Your assignment -> Every line below should be repeated exactly as written.

Records from a data source:
========
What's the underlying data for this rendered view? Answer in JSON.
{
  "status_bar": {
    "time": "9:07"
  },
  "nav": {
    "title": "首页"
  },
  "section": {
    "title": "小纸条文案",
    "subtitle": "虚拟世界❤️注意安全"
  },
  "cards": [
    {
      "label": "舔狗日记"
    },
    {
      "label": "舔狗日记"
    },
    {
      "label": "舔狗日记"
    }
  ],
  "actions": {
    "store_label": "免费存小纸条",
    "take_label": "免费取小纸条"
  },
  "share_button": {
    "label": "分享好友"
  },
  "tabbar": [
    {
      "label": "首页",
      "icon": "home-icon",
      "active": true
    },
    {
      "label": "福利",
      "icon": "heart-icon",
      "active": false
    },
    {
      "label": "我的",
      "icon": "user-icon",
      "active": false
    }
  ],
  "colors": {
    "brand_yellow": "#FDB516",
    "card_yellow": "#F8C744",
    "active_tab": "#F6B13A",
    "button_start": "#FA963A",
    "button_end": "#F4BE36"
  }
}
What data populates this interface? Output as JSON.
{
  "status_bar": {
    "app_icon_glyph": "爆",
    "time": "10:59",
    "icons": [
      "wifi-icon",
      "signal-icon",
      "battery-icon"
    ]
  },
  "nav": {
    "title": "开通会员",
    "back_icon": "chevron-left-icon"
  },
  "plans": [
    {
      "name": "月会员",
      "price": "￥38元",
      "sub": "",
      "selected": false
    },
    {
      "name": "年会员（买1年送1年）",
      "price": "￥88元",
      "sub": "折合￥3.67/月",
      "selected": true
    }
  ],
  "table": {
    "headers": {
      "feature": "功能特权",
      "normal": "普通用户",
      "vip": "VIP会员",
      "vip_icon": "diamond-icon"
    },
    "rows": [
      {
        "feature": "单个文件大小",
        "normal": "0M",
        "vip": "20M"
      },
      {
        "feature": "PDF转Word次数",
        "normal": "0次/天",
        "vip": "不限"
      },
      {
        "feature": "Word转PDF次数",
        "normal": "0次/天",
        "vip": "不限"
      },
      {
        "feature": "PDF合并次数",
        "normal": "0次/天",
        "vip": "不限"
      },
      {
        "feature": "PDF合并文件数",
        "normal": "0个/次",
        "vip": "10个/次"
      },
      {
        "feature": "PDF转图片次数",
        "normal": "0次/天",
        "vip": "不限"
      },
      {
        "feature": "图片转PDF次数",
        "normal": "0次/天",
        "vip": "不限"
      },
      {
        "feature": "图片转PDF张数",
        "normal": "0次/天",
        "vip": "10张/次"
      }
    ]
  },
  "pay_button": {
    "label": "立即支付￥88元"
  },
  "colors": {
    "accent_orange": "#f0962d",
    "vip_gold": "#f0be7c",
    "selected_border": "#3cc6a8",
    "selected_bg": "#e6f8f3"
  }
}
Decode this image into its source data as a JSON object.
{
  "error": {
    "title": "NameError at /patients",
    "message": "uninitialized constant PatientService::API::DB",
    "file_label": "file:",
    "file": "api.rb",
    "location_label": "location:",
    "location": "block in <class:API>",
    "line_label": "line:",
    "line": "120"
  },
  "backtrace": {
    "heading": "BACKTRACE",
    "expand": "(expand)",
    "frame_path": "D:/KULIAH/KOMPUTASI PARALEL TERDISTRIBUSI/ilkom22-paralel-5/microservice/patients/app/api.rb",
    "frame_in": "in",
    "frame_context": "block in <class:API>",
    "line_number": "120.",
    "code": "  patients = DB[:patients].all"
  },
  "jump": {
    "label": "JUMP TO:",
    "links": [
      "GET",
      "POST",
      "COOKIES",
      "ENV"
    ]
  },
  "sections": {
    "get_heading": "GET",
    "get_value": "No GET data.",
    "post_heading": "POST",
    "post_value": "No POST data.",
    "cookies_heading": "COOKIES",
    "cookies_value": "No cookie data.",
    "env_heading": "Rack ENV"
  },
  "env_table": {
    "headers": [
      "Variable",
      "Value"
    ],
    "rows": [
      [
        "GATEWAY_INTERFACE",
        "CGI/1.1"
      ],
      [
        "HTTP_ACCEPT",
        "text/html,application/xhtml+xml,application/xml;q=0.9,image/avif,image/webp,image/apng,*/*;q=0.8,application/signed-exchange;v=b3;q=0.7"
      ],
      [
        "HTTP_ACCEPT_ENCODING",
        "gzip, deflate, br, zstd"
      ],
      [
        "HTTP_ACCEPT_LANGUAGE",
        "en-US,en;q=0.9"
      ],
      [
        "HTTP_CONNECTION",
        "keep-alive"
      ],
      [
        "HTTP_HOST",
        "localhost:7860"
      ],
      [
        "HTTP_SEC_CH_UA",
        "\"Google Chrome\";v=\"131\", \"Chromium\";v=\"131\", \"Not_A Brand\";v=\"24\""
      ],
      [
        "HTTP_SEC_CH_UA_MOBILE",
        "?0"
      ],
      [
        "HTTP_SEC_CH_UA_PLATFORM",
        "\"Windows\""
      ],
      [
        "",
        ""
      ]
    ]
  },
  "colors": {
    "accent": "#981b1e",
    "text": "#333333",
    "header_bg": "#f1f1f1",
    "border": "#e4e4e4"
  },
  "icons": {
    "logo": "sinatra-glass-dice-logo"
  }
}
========
Final answer ->
What's the underlying data for this rendered view? Answer in JSON.
{
  "status_bar": {
    "time": "9:07"
  },
  "nav": {
    "title": "首页"
  },
  "section": {
    "title": "小纸条文案",
    "subtitle": "虚拟世界❤️注意安全"
  },
  "cards": [
    {
      "label": "舔狗日记"
    },
    {
      "label": "舔狗日记"
    },
    {
      "label": "舔狗日记"
    }
  ],
  "actions": {
    "store_label": "免费存小纸条",
    "take_label": "免费取小纸条"
  },
  "share_button": {
    "label": "分享好友"
  },
  "tabbar": [
    {
      "label": "首页",
      "icon": "home-icon",
      "active": true
    },
    {
      "label": "福利",
      "icon": "heart-icon",
      "active": false
    },
    {
      "label": "我的",
      "icon": "user-icon",
      "active": false
    }
  ],
  "colors": {
    "brand_yellow": "#FDB516",
    "card_yellow": "#F8C744",
    "active_tab": "#F6B13A",
    "button_start": "#FA963A",
    "button_end": "#F4BE36"
  }
}
What data populates this interface? Output as JSON.
{
  "status_bar": {
    "app_icon_glyph": "爆",
    "time": "10:59",
    "icons": [
      "wifi-icon",
      "signal-icon",
      "battery-icon"
    ]
  },
  "nav": {
    "title": "开通会员",
    "back_icon": "chevron-left-icon"
  },
  "plans": [
    {
      "name": "月会员",
      "price": "￥38元",
      "sub": "",
      "selected": false
    },
    {
      "name": "年会员（买1年送1年）",
      "price": "￥88元",
      "sub": "折合￥3.67/月",
      "selected": true
    }
  ],
  "table": {
    "headers": {
      "feature": "功能特权",
      "normal": "普通用户",
      "vip": "VIP会员",
      "vip_icon": "diamond-icon"
    },
    "rows": [
      {
        "feature": "单个文件大小",
        "normal": "0M",
        "vip": "20M"
      },
      {
        "feature": "PDF转Word次数",
        "normal": "0次/天",
        "vip": "不限"
      },
      {
        "feature": "Word转PDF次数",
        "normal": "0次/天",
        "vip": "不限"
      },
      {
        "feature": "PDF合并次数",
        "normal": "0次/天",
        "vip": "不限"
      },
      {
        "feature": "PDF合并文件数",
        "normal": "0个/次",
        "vip": "10个/次"
      },
      {
        "feature": "PDF转图片次数",
        "normal": "0次/天",
        "vip": "不限"
      },
      {
        "feature": "图片转PDF次数",
        "normal": "0次/天",
        "vip": "不限"
      },
      {
        "feature": "图片转PDF张数",
        "normal": "0次/天",
        "vip": "10张/次"
      }
    ]
  },
  "pay_button": {
    "label": "立即支付￥88元"
  },
  "colors": {
    "accent_orange": "#f0962d",
    "vip_gold": "#f0be7c",
    "selected_border": "#3cc6a8",
    "selected_bg": "#e6f8f3"
  }
}
Decode this image into its source data as a JSON object.
{
  "error": {
    "title": "NameError at /patients",
    "message": "uninitialized constant PatientService::API::DB",
    "file_label": "file:",
    "file": "api.rb",
    "location_label": "location:",
    "location": "block in <class:API>",
    "line_label": "line:",
    "line": "120"
  },
  "backtrace": {
    "heading": "BACKTRACE",
    "expand": "(expand)",
    "frame_path": "D:/KULIAH/KOMPUTASI PARALEL TERDISTRIBUSI/ilkom22-paralel-5/microservice/patients/app/api.rb",
    "frame_in": "in",
    "frame_context": "block in <class:API>",
    "line_number": "120.",
    "code": "  patients = DB[:patients].all"
  },
  "jump": {
    "label": "JUMP TO:",
    "links": [
      "GET",
      "POST",
      "COOKIES",
      "ENV"
    ]
  },
  "sections": {
    "get_heading": "GET",
    "get_value": "No GET data.",
    "post_heading": "POST",
    "post_value": "No POST data.",
    "cookies_heading": "COOKIES",
    "cookies_value": "No cookie data.",
    "env_heading": "Rack ENV"
  },
  "env_table": {
    "headers": [
      "Variable",
      "Value"
    ],
    "rows": [
      [
        "GATEWAY_INTERFACE",
        "CGI/1.1"
      ],
      [
        "HTTP_ACCEPT",
        "text/html,application/xhtml+xml,application/xml;q=0.9,image/avif,image/webp,image/apng,*/*;q=0.8,application/signed-exchange;v=b3;q=0.7"
      ],
      [
        "HTTP_ACCEPT_ENCODING",
        "gzip, deflate, br, zstd"
      ],
      [
        "HTTP_ACCEPT_LANGUAGE",
        "en-US,en;q=0.9"
      ],
      [
        "HTTP_CONNECTION",
        "keep-alive"
      ],
      [
        "HTTP_HOST",
        "localhost:7860"
      ],
      [
        "HTTP_SEC_CH_UA",
        "\"Google Chrome\";v=\"131\", \"Chromium\";v=\"131\", \"Not_A Brand\";v=\"24\""
      ],
      [
        "HTTP_SEC_CH_UA_MOBILE",
        "?0"
      ],
      [
        "HTTP_SEC_CH_UA_PLATFORM",
        "\"Windows\""
      ],
      [
        "",
        ""
      ]
    ]
  },
  "colors": {
    "accent": "#981b1e",
    "text": "#333333",
    "header_bg": "#f1f1f1",
    "border": "#e4e4e4"
  },
  "icons": {
    "logo": "sinatra-glass-dice-logo"
  }
}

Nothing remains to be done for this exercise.